→ **EXERCISE DIRECTIONS**
Everything in the listing below must be set down again exactly, apart from the pictures.

→ **GIVEN RECORDS**

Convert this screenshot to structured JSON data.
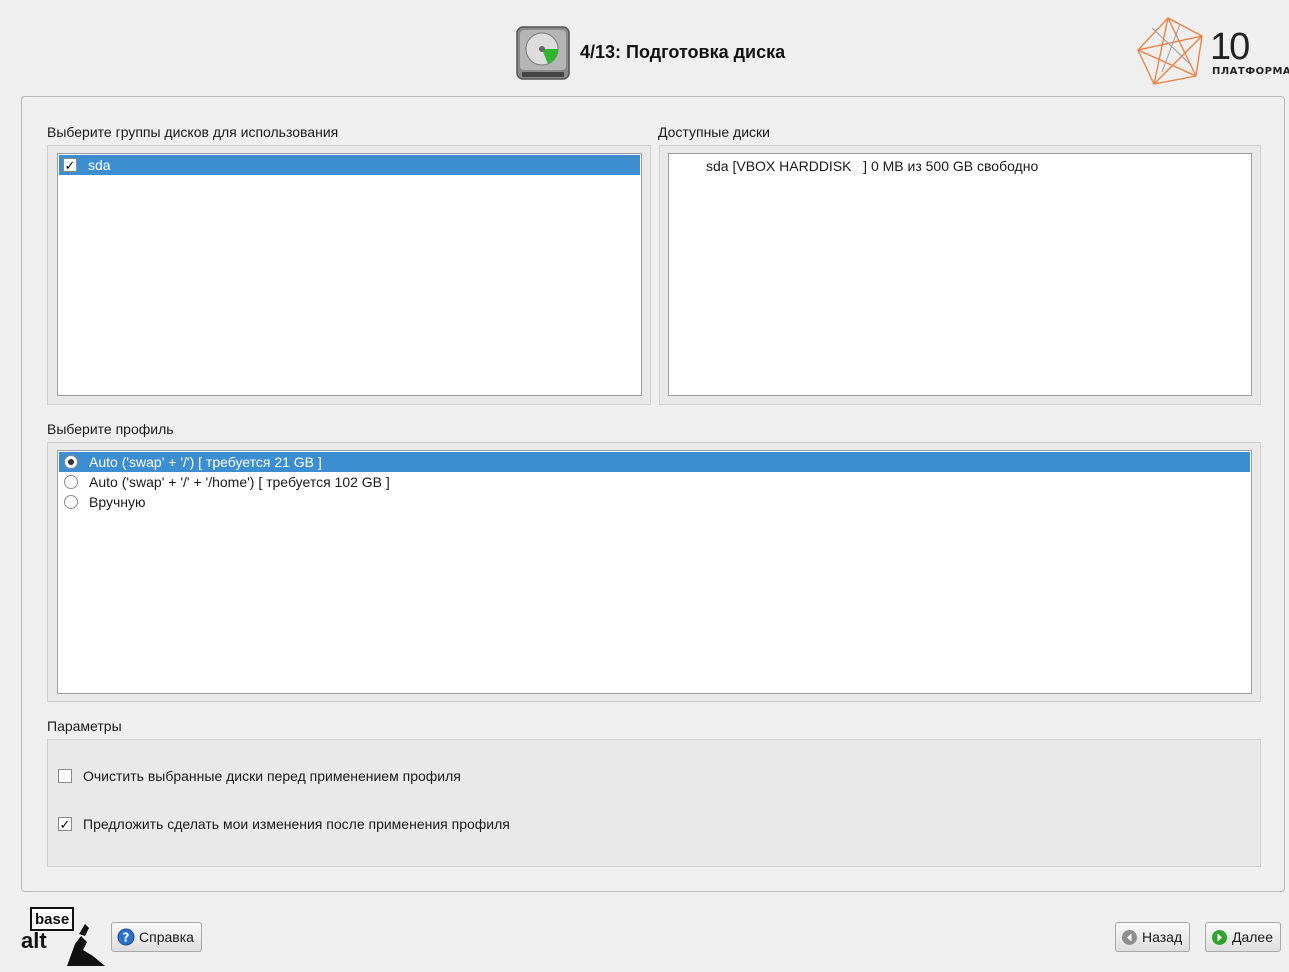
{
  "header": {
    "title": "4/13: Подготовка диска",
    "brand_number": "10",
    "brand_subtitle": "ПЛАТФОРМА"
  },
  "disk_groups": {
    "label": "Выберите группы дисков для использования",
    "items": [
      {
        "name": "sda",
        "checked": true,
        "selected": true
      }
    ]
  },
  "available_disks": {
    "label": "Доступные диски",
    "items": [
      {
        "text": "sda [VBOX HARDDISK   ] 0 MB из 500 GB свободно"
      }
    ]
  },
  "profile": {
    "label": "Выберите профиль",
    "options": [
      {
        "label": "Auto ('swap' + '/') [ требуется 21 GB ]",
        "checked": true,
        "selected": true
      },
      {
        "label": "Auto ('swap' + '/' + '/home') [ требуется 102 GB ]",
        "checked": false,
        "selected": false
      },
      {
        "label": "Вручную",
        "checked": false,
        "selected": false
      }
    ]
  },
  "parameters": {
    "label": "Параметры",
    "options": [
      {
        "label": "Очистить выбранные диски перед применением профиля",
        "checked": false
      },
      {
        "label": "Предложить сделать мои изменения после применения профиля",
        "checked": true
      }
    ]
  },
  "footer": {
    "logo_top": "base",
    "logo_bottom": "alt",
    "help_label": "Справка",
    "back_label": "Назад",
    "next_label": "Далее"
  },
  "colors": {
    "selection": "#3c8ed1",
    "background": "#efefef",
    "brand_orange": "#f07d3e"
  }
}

→ **YOUR RESPONSE**
Convert this screenshot to structured JSON data.
{
  "header": {
    "title": "4/13: Подготовка диска",
    "brand_number": "10",
    "brand_subtitle": "ПЛАТФОРМА"
  },
  "disk_groups": {
    "label": "Выберите группы дисков для использования",
    "items": [
      {
        "name": "sda",
        "checked": true,
        "selected": true
      }
    ]
  },
  "available_disks": {
    "label": "Доступные диски",
    "items": [
      {
        "text": "sda [VBOX HARDDISK   ] 0 MB из 500 GB свободно"
      }
    ]
  },
  "profile": {
    "label": "Выберите профиль",
    "options": [
      {
        "label": "Auto ('swap' + '/') [ требуется 21 GB ]",
        "checked": true,
        "selected": true
      },
      {
        "label": "Auto ('swap' + '/' + '/home') [ требуется 102 GB ]",
        "checked": false,
        "selected": false
      },
      {
        "label": "Вручную",
        "checked": false,
        "selected": false
      }
    ]
  },
  "parameters": {
    "label": "Параметры",
    "options": [
      {
        "label": "Очистить выбранные диски перед применением профиля",
        "checked": false
      },
      {
        "label": "Предложить сделать мои изменения после применения профиля",
        "checked": true
      }
    ]
  },
  "footer": {
    "logo_top": "base",
    "logo_bottom": "alt",
    "help_label": "Справка",
    "back_label": "Назад",
    "next_label": "Далее"
  },
  "colors": {
    "selection": "#3c8ed1",
    "background": "#efefef",
    "brand_orange": "#f07d3e"
  }
}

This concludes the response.